6-6-11

Columbia Women’s Shelter To Pay $103,000 To Settle EEOC Suit For Retaliation

True North Fired One Employee and Demoted Another for Alerting Management To Executive Director’s Sexual Harassment, Federal Agency Charged

ST. LOUIS A Columbia, Mo., shelter for women who have been victims of domestic violence and sexual abuse has agreed to pay $103,000 to settle a lawsuit by the U.S. Equal Employment Opportunity Commission (EEOC) for unlawful retaliation, the agency announced today. The EEOC had charged that two employees were punished by True North, Inc., formerly known as Comprehensive Human Services, Inc., for reporting sexual harassment by the shelter’s executive director.

According to the EEOC’s suit, filed in the U.S. District Court for the Western District of Missouri (Civil Action No. 2:10-4216), Nancy Gause and Tracie Lawson, who were co-directors of the shelter at the time, alerted board of directors members that Executive Director Leigh Voltmer had touched staff members inappropriately on several occasions. Voltmer was the highest-ranking employee at the shelter. Gause said she was complaining on behalf of staff members whom she supervised.
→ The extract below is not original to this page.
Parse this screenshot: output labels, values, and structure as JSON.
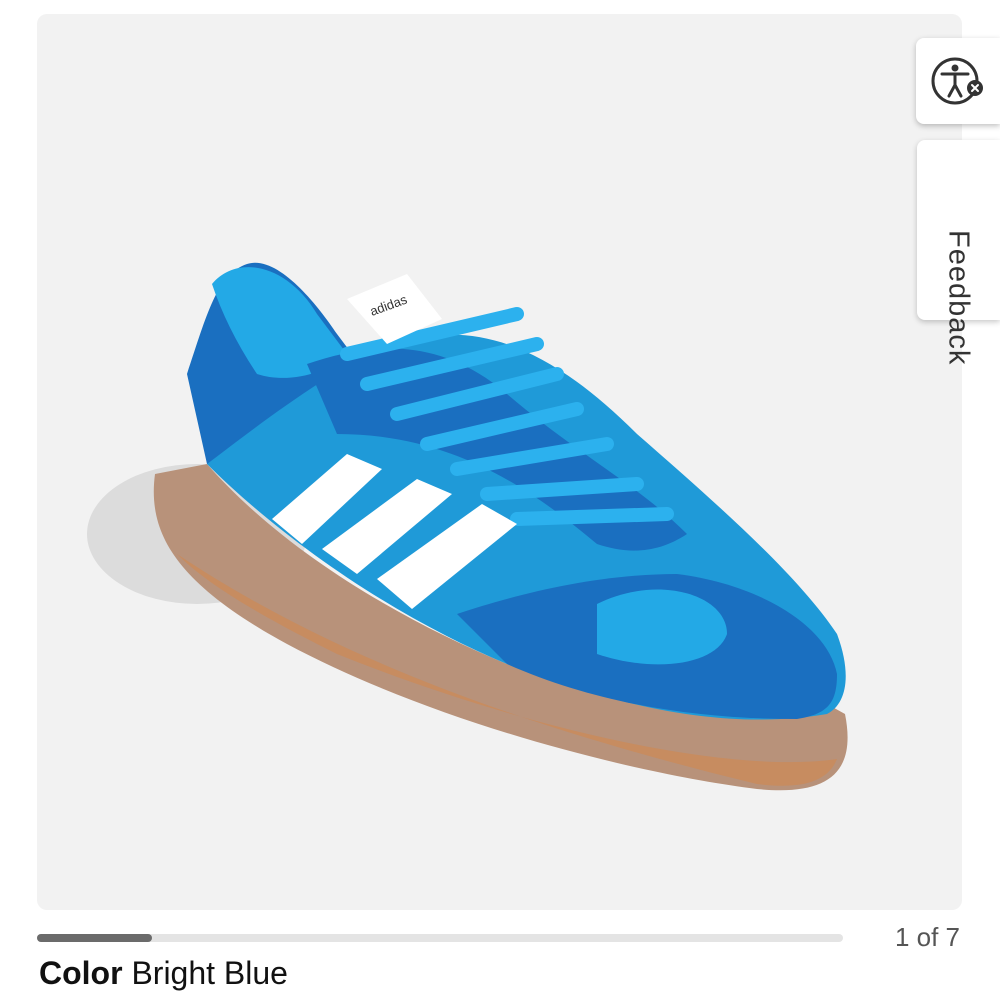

Less than two weeks after making the complaint, Gause was terminated and Lawson was demoted and her salary was cut. Both women had received positive feedback regarding their performance during their tenure as employees, but were terminated without warning, allegedly for poor performance. Following the board’s actions, other employees came forward and complained about a hostile environment created by Voltmer.

Title VII of the Civil Rights Act of 1964 prohibits employers from allowing a hostile environment in the workplace. It also protects employees from retaliation based on their complaints about such violations of the law. The EEOC filed suit after first attempting to reach a pre-litigation settlement through its conciliation process.

In addition to making monetary payments to Gause and Lawson, the shelter has agreed to provide training on sexual harassment and retaliation to its employees, post a notice in the facility and report sexual harassment complaints to the EEOC.

“Nancy Gause and Tracie Lawson came forward at great personal risk to report complaints they had received from the shelter’s staff,” said Barbara A. Seely, regional attorney of the EEOC’s St. Louis District. “Comprehensive Human Services is an organization that purports to shield women from abuse. These women should have been supported in reporting sexual harassment, not punished for doing the right thing. The EEOC is committed to fighting retaliation in the workplace.”

The EEOC enforces federal laws prohibiting employment discrimination. Further information about the EEOC is available on its web site at www.eeoc.gov.